Remembering the Great Jewish Historian of Ancient Greece and His Wisdom about the Present

Born in the Lithuanian shtetl of Kurshan in 1932, Donald Kagan came to the U.S. with his mother when he was only two years old, following the death of his father. He grew up in the Brownsville neighborhood of Brooklyn and attended Brooklyn College, where he developed an interest in ancient history. As an adult he became one of the foremost experts on ancient Greece and the Peloponnesian War, spending most of his career teaching at Yale University, where he also served as dean. He died last Friday at the age of eighty-nine.

In a seminal 1987 essay for Commentary, Kagan outlined the historical lessons of World Wars I and II, and applied them to what he called World War III—that is, the cold war. While since 1918 historians had argued that French and British unwillingness to accommodate Germany had helped to bring on the First World War, Kagan disagreed:

The question is, what “accommodation” could the European states have made to the German “upstart” that would have brought satisfaction to Germany and stability to Europe? What, in fact, did Germany want? At the turn of the century Germany was the strongest military power in the world. It also had the strongest and most dynamic economy on the continent. In 1897, without any previous naval tradition, without any new challenge from the sea to justify an expensive change in policy, the Germans undertook the construction of a major battle fleet concentrated in the North Sea where it could threaten traditional English naval superiority and the security that went with it. The British gradually became alarmed as they came to recognize the threat Germany might pose.

The chief lesson that emerges from seeing the outbreak of World War I from this perspective is not the one learned by [most historians]. It was not the unwillingness of the British to make reasonable concessions to a new competitor for power and prestige that allowed the war to come, but their refusal to pay the high price of deterring an ambitious opponent committed to changing the balance of power to their disadvantage and danger.

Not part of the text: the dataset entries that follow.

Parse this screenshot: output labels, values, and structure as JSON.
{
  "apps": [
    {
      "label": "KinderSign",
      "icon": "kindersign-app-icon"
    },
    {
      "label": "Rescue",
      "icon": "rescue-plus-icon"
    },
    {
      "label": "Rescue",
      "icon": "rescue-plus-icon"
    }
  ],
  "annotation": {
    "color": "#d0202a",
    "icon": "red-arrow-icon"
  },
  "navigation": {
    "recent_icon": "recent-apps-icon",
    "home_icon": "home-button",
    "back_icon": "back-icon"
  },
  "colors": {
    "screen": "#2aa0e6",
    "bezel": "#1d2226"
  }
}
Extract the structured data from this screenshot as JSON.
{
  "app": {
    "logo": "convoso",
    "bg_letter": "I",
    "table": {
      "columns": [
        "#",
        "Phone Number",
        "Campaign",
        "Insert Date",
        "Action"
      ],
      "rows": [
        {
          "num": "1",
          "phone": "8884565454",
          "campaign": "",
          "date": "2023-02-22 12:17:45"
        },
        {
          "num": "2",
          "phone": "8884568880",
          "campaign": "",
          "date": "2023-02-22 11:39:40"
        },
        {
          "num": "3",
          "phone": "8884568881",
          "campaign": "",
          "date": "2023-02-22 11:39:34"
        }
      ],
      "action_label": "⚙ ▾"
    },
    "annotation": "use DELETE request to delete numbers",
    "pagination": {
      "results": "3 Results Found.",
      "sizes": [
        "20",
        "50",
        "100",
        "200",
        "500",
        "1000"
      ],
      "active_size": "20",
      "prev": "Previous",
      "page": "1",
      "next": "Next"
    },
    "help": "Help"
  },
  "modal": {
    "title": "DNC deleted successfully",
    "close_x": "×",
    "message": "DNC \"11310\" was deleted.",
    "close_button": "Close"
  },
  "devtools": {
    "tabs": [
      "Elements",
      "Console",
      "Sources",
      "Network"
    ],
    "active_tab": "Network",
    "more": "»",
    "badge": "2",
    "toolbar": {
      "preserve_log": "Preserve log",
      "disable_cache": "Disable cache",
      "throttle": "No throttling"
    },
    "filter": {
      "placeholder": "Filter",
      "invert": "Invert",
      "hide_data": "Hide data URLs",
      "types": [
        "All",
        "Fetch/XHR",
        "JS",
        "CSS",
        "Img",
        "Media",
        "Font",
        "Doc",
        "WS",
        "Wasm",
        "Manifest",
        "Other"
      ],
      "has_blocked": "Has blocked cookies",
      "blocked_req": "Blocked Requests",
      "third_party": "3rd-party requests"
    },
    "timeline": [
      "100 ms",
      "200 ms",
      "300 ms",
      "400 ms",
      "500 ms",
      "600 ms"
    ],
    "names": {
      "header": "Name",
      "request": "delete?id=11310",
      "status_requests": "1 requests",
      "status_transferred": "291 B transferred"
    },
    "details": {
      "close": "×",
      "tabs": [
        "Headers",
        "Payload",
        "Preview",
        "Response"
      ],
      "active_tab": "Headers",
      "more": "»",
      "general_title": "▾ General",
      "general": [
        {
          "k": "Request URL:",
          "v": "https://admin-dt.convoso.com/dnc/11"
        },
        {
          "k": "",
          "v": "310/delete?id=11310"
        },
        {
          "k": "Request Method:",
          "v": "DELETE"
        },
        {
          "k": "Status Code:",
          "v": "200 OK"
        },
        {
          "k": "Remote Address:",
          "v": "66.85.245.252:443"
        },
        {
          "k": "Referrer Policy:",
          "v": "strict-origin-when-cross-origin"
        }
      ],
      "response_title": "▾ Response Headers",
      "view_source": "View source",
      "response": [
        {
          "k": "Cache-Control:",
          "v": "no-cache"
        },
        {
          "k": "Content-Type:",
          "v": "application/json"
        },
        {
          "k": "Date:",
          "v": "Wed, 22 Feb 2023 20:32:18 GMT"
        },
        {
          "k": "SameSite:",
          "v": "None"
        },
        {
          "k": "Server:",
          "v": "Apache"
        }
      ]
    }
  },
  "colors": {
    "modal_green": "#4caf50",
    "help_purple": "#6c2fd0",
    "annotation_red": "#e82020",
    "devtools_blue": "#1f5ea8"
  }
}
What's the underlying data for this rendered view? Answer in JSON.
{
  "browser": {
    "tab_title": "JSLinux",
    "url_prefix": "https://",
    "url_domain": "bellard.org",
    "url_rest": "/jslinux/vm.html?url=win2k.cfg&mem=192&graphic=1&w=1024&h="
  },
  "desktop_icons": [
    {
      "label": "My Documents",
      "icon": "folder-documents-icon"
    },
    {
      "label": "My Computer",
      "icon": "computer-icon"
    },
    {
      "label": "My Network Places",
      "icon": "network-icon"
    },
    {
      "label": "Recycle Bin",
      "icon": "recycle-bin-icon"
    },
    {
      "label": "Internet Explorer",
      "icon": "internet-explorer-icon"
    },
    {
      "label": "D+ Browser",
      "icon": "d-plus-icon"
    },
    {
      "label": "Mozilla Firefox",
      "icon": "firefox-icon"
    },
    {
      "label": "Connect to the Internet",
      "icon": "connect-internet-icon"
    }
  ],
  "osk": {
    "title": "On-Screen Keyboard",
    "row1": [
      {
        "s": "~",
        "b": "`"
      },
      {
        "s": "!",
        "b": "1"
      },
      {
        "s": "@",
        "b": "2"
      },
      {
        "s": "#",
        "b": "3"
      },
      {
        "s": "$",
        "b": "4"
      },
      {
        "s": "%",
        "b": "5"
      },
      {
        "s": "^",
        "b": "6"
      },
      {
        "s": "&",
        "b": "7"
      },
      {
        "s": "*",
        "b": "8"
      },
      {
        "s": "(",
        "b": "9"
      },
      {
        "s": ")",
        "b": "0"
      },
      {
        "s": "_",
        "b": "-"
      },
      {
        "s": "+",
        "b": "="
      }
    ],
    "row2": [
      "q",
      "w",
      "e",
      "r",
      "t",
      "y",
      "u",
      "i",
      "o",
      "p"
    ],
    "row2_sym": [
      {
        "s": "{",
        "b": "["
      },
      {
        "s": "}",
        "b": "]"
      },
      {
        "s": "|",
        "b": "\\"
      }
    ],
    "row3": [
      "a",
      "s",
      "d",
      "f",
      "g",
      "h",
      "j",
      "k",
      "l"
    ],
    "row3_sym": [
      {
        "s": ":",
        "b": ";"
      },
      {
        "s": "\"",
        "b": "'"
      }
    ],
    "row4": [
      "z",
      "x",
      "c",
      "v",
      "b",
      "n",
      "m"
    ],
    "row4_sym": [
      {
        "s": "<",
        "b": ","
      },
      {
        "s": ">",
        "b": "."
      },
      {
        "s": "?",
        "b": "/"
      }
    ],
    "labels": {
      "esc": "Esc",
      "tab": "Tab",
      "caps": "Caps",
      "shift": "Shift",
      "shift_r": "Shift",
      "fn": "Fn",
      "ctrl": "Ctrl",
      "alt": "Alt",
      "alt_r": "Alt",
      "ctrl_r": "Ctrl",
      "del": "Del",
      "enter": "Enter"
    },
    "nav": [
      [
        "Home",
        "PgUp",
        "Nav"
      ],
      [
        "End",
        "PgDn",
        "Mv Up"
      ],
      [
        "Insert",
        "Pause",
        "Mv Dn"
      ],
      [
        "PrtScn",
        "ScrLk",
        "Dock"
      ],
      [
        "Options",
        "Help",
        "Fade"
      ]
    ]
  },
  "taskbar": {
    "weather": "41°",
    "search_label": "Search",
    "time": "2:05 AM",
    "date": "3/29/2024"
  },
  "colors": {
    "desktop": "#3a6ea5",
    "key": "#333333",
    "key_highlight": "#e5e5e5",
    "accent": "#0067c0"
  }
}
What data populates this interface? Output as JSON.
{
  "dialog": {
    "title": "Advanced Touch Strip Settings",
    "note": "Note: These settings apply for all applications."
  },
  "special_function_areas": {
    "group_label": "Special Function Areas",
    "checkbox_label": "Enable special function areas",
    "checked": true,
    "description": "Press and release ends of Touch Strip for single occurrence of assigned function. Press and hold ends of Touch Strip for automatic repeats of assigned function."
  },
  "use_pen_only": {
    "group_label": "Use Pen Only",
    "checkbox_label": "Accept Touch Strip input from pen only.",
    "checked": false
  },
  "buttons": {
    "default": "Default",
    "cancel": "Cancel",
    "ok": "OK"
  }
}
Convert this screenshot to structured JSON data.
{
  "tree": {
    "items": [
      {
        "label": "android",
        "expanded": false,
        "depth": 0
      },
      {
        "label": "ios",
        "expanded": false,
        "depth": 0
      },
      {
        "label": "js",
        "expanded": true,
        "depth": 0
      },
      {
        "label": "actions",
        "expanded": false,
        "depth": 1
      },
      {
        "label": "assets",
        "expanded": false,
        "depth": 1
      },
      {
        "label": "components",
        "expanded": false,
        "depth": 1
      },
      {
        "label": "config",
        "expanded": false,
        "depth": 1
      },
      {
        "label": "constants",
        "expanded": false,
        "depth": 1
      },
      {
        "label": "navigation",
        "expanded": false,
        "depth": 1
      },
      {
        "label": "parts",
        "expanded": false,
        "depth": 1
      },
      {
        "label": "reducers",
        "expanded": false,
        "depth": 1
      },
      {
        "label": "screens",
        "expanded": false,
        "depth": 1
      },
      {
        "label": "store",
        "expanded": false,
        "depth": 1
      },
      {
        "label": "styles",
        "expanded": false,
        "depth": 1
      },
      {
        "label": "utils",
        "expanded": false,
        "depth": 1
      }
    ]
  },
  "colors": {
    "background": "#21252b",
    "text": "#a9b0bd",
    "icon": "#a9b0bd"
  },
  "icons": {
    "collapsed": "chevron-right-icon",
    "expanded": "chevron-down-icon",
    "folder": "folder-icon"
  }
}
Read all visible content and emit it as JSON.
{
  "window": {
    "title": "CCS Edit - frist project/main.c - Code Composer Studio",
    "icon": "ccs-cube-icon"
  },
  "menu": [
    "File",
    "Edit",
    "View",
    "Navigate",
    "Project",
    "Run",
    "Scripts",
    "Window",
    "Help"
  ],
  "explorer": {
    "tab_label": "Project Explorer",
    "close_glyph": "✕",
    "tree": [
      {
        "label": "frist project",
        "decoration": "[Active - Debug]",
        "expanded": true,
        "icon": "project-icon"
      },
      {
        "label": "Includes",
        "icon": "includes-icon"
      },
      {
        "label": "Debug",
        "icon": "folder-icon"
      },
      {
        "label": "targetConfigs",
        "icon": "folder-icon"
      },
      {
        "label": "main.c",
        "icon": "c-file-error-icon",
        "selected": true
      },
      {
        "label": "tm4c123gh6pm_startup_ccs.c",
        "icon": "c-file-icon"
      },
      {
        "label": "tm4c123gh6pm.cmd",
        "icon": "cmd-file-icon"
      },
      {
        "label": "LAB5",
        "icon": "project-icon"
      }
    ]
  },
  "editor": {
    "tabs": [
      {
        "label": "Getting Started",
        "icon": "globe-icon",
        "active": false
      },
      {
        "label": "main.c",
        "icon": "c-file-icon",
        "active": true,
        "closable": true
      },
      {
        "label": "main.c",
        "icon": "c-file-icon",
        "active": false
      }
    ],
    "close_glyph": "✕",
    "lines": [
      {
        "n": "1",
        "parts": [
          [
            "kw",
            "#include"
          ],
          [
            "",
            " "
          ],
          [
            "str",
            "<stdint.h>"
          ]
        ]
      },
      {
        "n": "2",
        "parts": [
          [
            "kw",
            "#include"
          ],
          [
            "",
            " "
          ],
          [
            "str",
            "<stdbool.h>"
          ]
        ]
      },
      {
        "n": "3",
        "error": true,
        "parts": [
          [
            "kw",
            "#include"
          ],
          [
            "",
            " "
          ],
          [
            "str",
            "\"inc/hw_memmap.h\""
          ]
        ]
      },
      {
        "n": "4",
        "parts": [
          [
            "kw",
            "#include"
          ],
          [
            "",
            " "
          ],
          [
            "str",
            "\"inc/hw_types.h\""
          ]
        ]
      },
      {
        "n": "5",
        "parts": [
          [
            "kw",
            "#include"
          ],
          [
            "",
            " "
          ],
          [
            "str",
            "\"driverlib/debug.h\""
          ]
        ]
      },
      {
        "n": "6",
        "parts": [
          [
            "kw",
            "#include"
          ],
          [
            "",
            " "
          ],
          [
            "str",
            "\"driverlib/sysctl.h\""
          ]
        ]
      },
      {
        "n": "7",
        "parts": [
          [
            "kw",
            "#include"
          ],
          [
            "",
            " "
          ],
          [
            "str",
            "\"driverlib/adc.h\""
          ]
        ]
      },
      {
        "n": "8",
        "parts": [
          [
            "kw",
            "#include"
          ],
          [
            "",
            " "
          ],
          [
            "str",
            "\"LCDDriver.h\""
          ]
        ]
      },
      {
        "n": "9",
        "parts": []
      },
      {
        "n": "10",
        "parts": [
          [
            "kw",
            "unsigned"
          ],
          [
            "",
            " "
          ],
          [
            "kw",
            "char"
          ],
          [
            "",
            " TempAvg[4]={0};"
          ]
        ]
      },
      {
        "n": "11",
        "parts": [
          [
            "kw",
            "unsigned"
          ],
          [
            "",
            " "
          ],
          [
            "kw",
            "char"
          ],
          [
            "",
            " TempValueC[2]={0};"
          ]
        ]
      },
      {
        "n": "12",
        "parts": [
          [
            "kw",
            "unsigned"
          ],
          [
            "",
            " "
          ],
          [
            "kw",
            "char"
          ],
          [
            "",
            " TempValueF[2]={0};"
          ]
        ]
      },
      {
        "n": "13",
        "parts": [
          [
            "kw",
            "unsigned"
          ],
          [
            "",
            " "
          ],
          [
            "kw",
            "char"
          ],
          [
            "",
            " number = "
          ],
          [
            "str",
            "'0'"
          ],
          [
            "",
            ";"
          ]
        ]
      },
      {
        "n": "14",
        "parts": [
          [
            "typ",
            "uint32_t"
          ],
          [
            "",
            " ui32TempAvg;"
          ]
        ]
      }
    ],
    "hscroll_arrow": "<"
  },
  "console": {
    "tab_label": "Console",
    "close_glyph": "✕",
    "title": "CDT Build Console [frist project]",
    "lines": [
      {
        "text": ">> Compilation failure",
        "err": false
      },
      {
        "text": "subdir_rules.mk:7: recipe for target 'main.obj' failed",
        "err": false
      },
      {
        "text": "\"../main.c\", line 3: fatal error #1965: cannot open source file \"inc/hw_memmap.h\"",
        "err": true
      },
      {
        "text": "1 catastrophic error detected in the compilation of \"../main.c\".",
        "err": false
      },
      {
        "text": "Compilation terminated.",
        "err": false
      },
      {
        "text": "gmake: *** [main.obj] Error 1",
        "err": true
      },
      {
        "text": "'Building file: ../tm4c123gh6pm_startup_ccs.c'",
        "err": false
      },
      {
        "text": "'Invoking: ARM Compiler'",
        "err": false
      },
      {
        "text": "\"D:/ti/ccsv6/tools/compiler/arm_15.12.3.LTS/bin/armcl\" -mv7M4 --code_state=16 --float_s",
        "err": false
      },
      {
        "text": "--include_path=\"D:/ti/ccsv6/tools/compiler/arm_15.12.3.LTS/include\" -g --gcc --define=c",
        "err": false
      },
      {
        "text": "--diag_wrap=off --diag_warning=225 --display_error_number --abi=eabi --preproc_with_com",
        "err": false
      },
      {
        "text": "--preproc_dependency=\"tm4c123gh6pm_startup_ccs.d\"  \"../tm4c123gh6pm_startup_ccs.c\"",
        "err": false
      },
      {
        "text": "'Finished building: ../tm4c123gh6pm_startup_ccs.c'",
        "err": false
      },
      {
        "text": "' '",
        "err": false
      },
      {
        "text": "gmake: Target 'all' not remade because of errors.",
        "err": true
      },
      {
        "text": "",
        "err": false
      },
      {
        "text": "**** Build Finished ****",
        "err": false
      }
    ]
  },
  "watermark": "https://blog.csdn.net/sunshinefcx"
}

Britain, having learned the wrong lessons from the Great War, went on to apply these lessons to a resurgent Germany at Munich, leading to disastrous consequences. Such confusion still dominated sophisticated thinking in the 1980s, when elite opinion generally agreed that Ronald Reagan—by pursuing the arms’ race, confronting the Soviet Union in Afghanistan and Latin America, and calling on Germans to tear down the Berlin Wall—was increasing rather than decreasing the risk of war.

History proved Kagan right, although he hardly could have predicted that Berliners would tear down the wall two year later, or that in another two years the USSR would collapse. But the lessons Kagan drew concerning the importance of military preparedness, the need to stand up to rather than to appease enemies, and the willingness to use force when necessary remain hard to learn, although they apply to present conflicts with China, Russia, and even Iran. His essay concludes:

All of that runs against the grain and is terribly difficult in free societies that enjoy the luxuries of economies designed for the pleasure and happiness of their people and systems of political competition in which the material advancement of the citizens has very high priority and in which the illusion persists that isolation is still possible. But the 20th has been a hard century, and the 21st will be no less hard. The study of our two analogies [to the two world wars] suggests that nothing short of an honest look at reality . . . will be needed for survival.

Read more at Commentary

More about: Ancient Greece, Cold War, U.S. Foreign policy, World War I, World War II

Only Hamas’s Defeat Can Pave the Path to Peace

Opponents of the IDF’s campaign in Gaza often appeal to two related arguments: that Hamas is rooted in a set of ideas and thus cannot be defeated militarily, and that the destruction in Gaza only further radicalizes Palestinians, thus increasing the threat to Israel. Rejecting both lines of thinking, Ghaith al-Omar writes:

What makes Hamas and similar militant organizations effective is not their ideologies but their ability to act on them. For Hamas, the sustained capacity to use violence was key to helping it build political power. Back in the 1990s, Hamas’s popularity was at its lowest point, as most Palestinians believed that liberation could be achieved by peaceful and diplomatic means. Its use of violence derailed that concept, but it established Hamas as a political alternative.

Ever since, the use of force and violence has been an integral part of Hamas’s strategy. . . . Indeed, one lesson from October 7 is that while Hamas maintains its military and violent capabilities, it will remain capable of shaping the political reality. To be defeated, Hamas must be denied that. This can only be done through the use of force.

Any illusions that Palestinian and Israeli societies can now trust one another or even develop a level of coexistence anytime soon should be laid to rest. If it can ever be reached, such an outcome is at best a generational endeavor. . . . Hamas triggered war and still insists that it would do it all again given the chance, so it will be hard-pressed to garner a following from Palestinians in Gaza who suffered so horribly for its decision.

Read more at Washington Institute for Near East Policy

More about: Gaza War 2023, Hamas, Israeli-Palestinian Conflict